Work item: All of the data that follows should be retyped exactly, please, except the pictures.
*** Supplied material ***
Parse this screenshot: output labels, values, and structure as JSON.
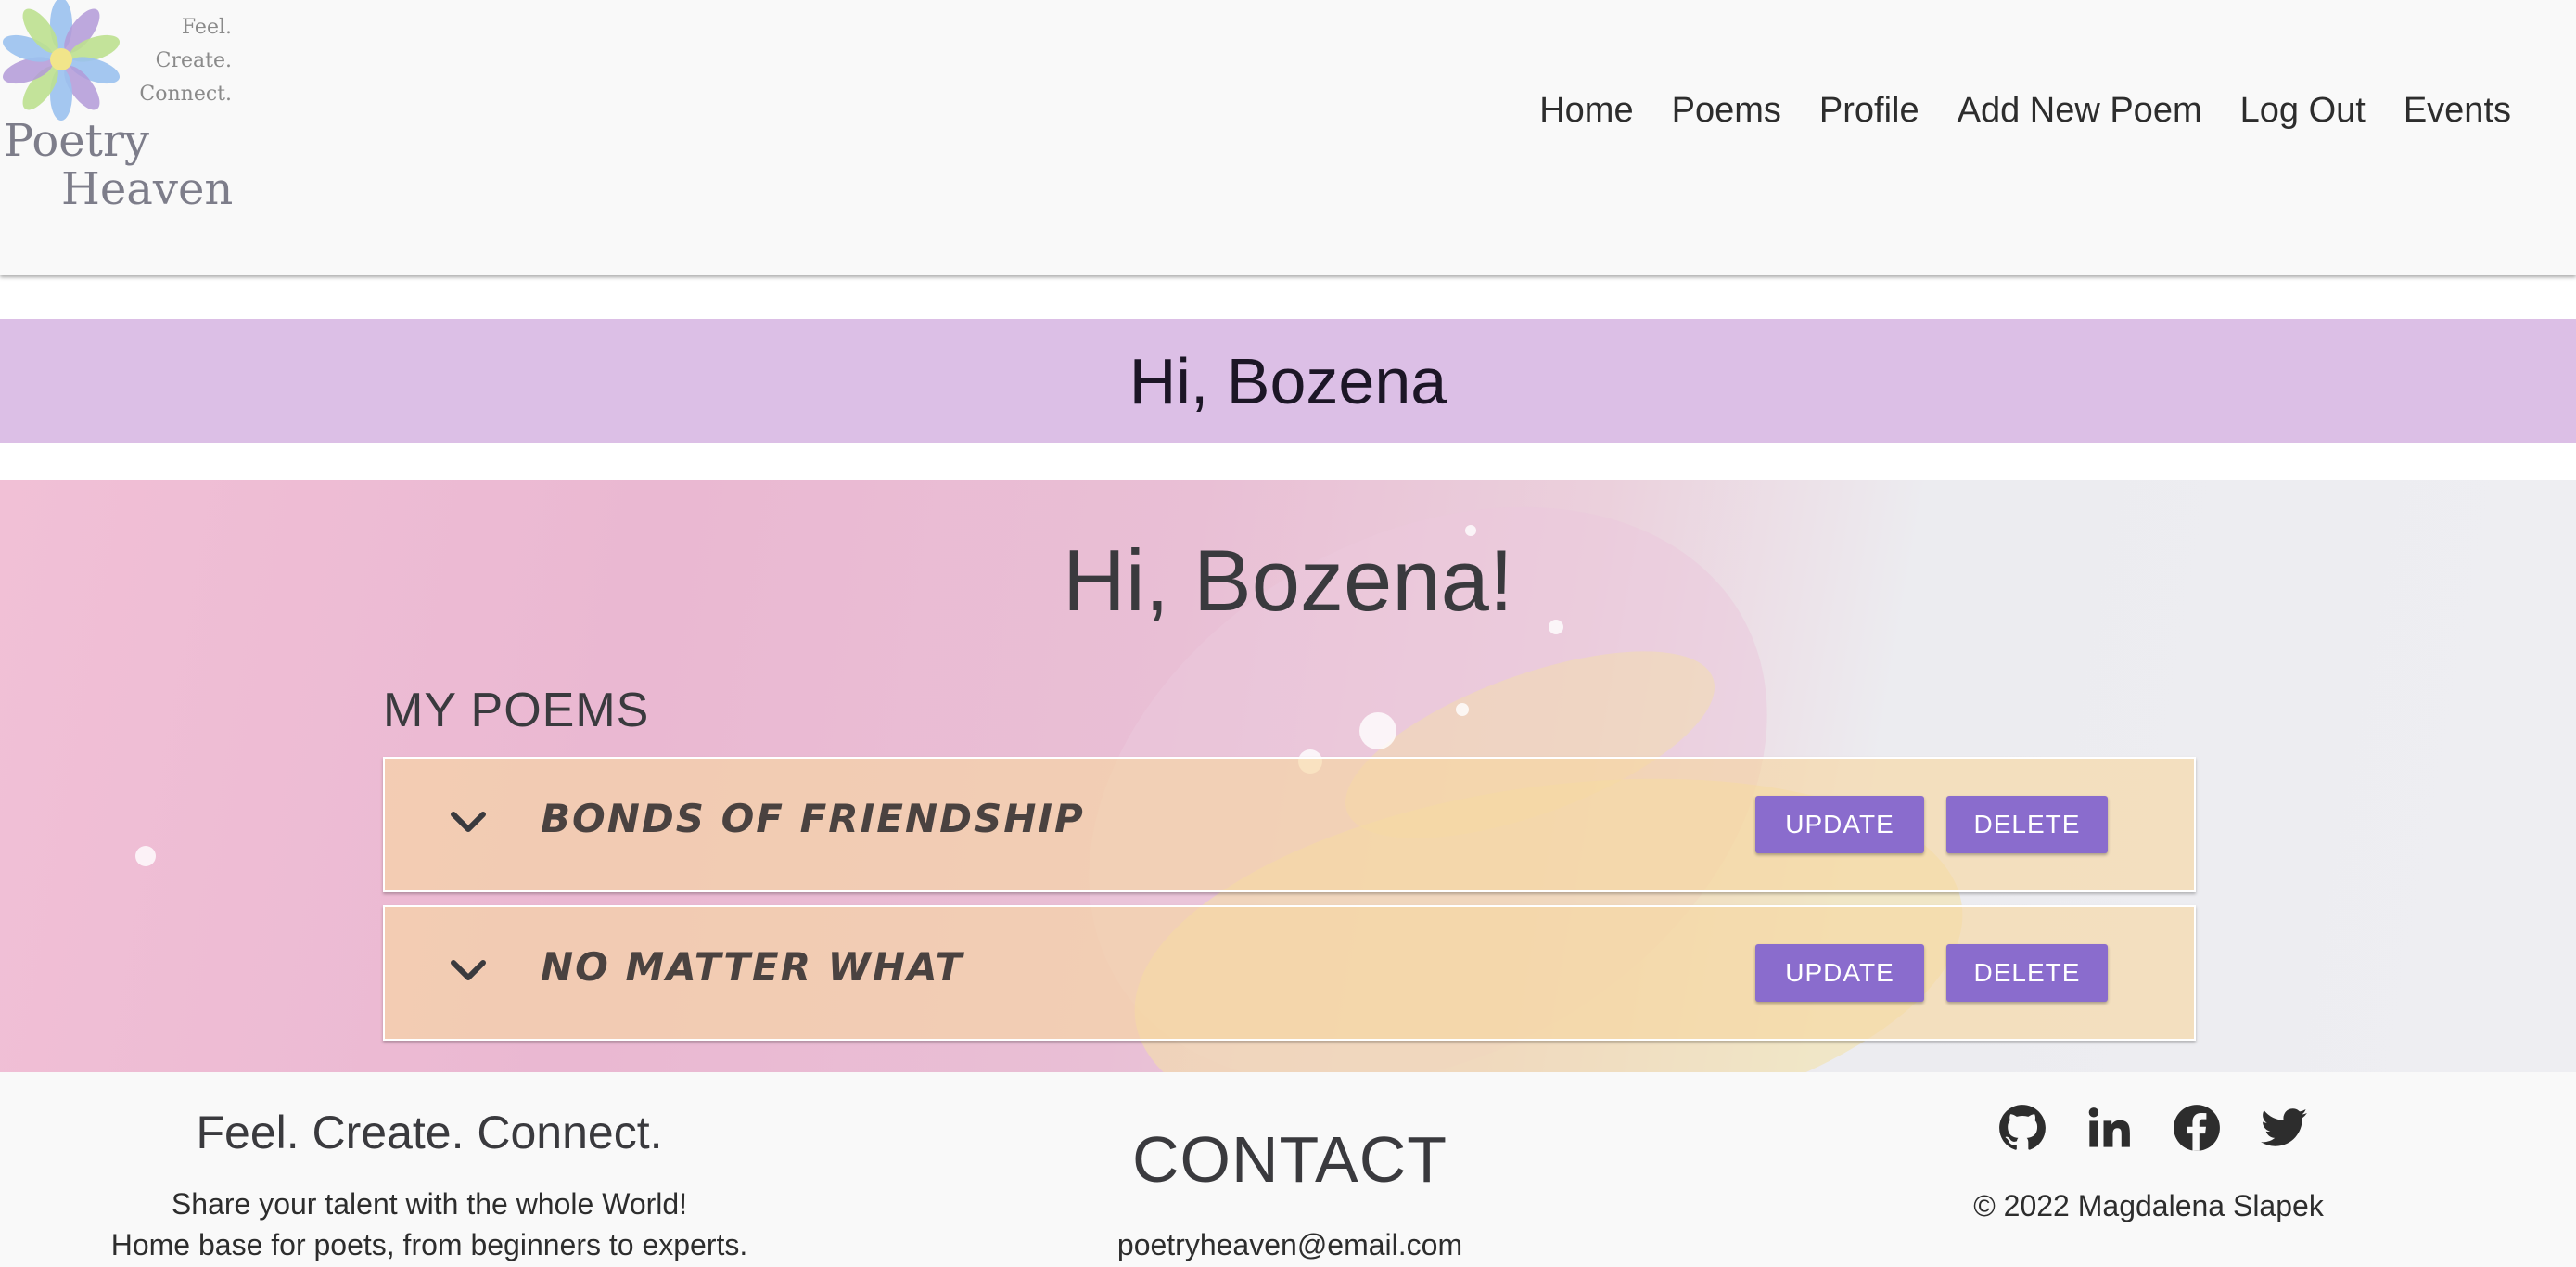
{
  "logo": {
    "tagline": [
      "Feel.",
      "Create.",
      "Connect."
    ],
    "title_line1": "Poetry",
    "title_line2": "Heaven"
  },
  "nav": {
    "items": [
      "Home",
      "Poems",
      "Profile",
      "Add New Poem",
      "Log Out",
      "Events"
    ]
  },
  "greeting_band": {
    "text": "Hi, Bozena"
  },
  "hero": {
    "heading": "Hi, Bozena!",
    "section_title": "MY POEMS",
    "poems": [
      {
        "title": "BONDS OF FRIENDSHIP",
        "update_label": "UPDATE",
        "delete_label": "DELETE"
      },
      {
        "title": "NO MATTER WHAT",
        "update_label": "UPDATE",
        "delete_label": "DELETE"
      }
    ]
  },
  "footer": {
    "tagline": "Feel. Create. Connect.",
    "description_line1": "Share your talent with the whole World!",
    "description_line2": "Home base for poets, from beginners to experts.",
    "contact_title": "CONTACT",
    "contact_email": "poetryheaven@email.com",
    "social_icons": [
      "github-icon",
      "linkedin-icon",
      "facebook-icon",
      "twitter-icon"
    ],
    "copyright": "© 2022 Magdalena Slapek"
  },
  "colors": {
    "accent_button": "#8a6ccd",
    "greeting_band": "#dcbfe6",
    "poem_row": "#f7d7a0"
  }
}
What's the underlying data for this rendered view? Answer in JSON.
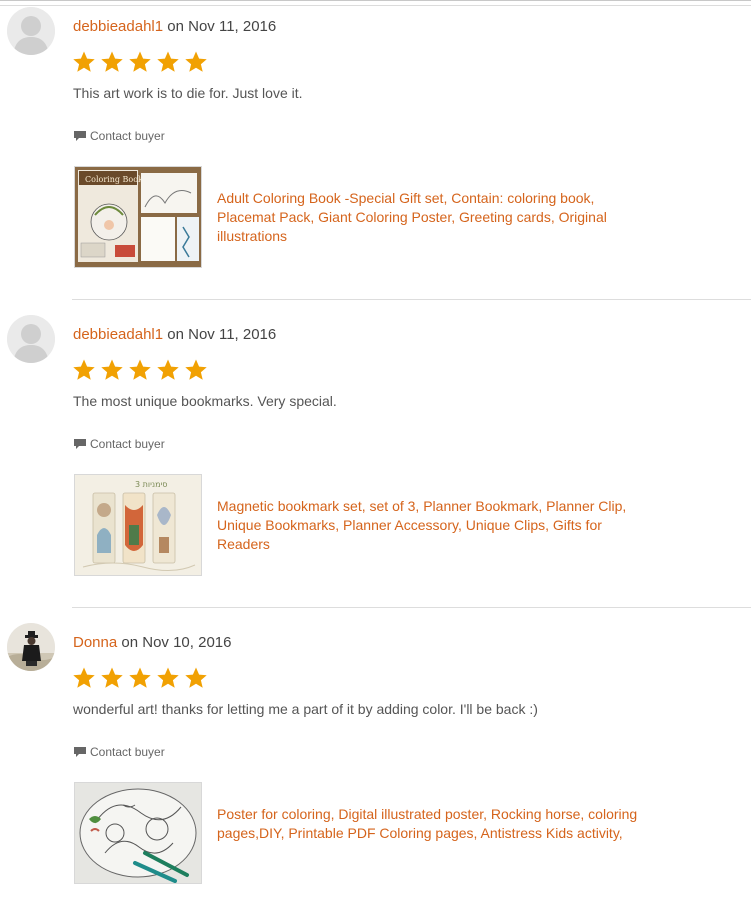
{
  "reviews": [
    {
      "buyer": "debbieadahl1",
      "date_prefix": " on ",
      "date": "Nov 11, 2016",
      "rating": 5,
      "text": "This art work is to die for. Just love it.",
      "contact_label": "Contact buyer",
      "listing_title": "Adult Coloring Book -Special Gift set, Contain: coloring book, Placemat Pack, Giant Coloring Poster, Greeting cards, Original illustrations",
      "thumb_label": "Coloring Books"
    },
    {
      "buyer": "debbieadahl1",
      "date_prefix": " on ",
      "date": "Nov 11, 2016",
      "rating": 5,
      "text": "The most unique bookmarks. Very special.",
      "contact_label": "Contact buyer",
      "listing_title": "Magnetic bookmark set, set of 3, Planner Bookmark, Planner Clip, Unique Bookmarks, Planner Accessory, Unique Clips, Gifts for Readers",
      "thumb_label": "3 סימניות"
    },
    {
      "buyer": "Donna",
      "date_prefix": " on ",
      "date": "Nov 10, 2016",
      "rating": 5,
      "text": "wonderful art! thanks for letting me a part of it by adding color. I'll be back :)",
      "contact_label": "Contact buyer",
      "listing_title": "Poster for coloring, Digital illustrated poster, Rocking horse, coloring pages,DIY, Printable PDF Coloring pages, Antistress Kids activity,",
      "thumb_label": ""
    }
  ],
  "colors": {
    "link": "#d5641c",
    "star": "#f1a103",
    "text": "#555555",
    "divider": "#dddddd"
  },
  "icons": {
    "star": "star-icon",
    "contact": "speech-bubble-icon",
    "avatar_default": "default-avatar-icon"
  }
}
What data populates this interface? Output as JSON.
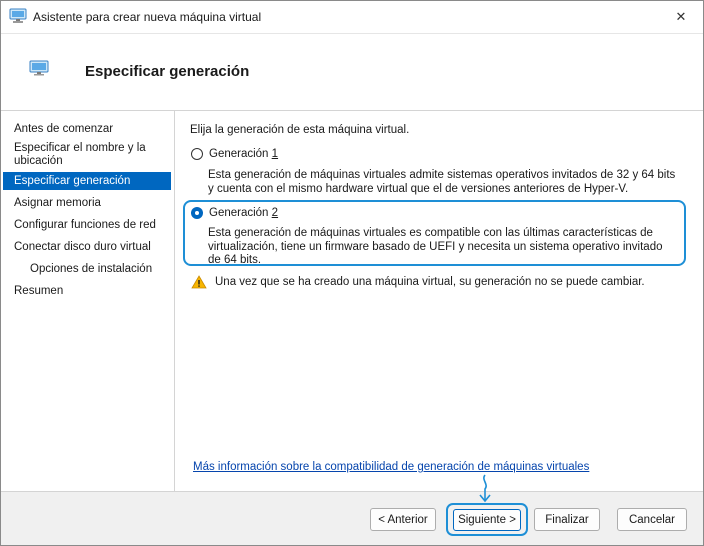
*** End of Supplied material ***
Answer box:
Parse this screenshot: output labels, values, and structure as JSON.
{
  "logo": {
    "tagline": [
      "Feel.",
      "Create.",
      "Connect."
    ],
    "title_line1": "Poetry",
    "title_line2": "Heaven"
  },
  "nav": {
    "items": [
      "Home",
      "Poems",
      "Profile",
      "Add New Poem",
      "Log Out",
      "Events"
    ]
  },
  "greeting_band": {
    "text": "Hi, Bozena"
  },
  "hero": {
    "heading": "Hi, Bozena!",
    "section_title": "MY POEMS",
    "poems": [
      {
        "title": "BONDS OF FRIENDSHIP",
        "update_label": "UPDATE",
        "delete_label": "DELETE"
      },
      {
        "title": "NO MATTER WHAT",
        "update_label": "UPDATE",
        "delete_label": "DELETE"
      }
    ]
  },
  "footer": {
    "tagline": "Feel. Create. Connect.",
    "description_line1": "Share your talent with the whole World!",
    "description_line2": "Home base for poets, from beginners to experts.",
    "contact_title": "CONTACT",
    "contact_email": "poetryheaven@email.com",
    "social_icons": [
      "github-icon",
      "linkedin-icon",
      "facebook-icon",
      "twitter-icon"
    ],
    "copyright": "© 2022 Magdalena Slapek"
  },
  "colors": {
    "accent_button": "#8a6ccd",
    "greeting_band": "#dcbfe6",
    "poem_row": "#f7d7a0"
  }
}
What's the underlying data for this rendered view? Answer in JSON.
{
  "reviews": [
    {
      "buyer": "debbieadahl1",
      "date_prefix": " on ",
      "date": "Nov 11, 2016",
      "rating": 5,
      "text": "This art work is to die for. Just love it.",
      "contact_label": "Contact buyer",
      "listing_title": "Adult Coloring Book -Special Gift set, Contain: coloring book, Placemat Pack, Giant Coloring Poster, Greeting cards, Original illustrations",
      "thumb_label": "Coloring Books"
    },
    {
      "buyer": "debbieadahl1",
      "date_prefix": " on ",
      "date": "Nov 11, 2016",
      "rating": 5,
      "text": "The most unique bookmarks. Very special.",
      "contact_label": "Contact buyer",
      "listing_title": "Magnetic bookmark set, set of 3, Planner Bookmark, Planner Clip, Unique Bookmarks, Planner Accessory, Unique Clips, Gifts for Readers",
      "thumb_label": "3 סימניות"
    },
    {
      "buyer": "Donna",
      "date_prefix": " on ",
      "date": "Nov 10, 2016",
      "rating": 5,
      "text": "wonderful art! thanks for letting me a part of it by adding color. I'll be back :)",
      "contact_label": "Contact buyer",
      "listing_title": "Poster for coloring, Digital illustrated poster, Rocking horse, coloring pages,DIY, Printable PDF Coloring pages, Antistress Kids activity,",
      "thumb_label": ""
    }
  ],
  "colors": {
    "link": "#d5641c",
    "star": "#f1a103",
    "text": "#555555",
    "divider": "#dddddd"
  },
  "icons": {
    "star": "star-icon",
    "contact": "speech-bubble-icon",
    "avatar_default": "default-avatar-icon"
  }
}
What data populates this interface? Output as JSON.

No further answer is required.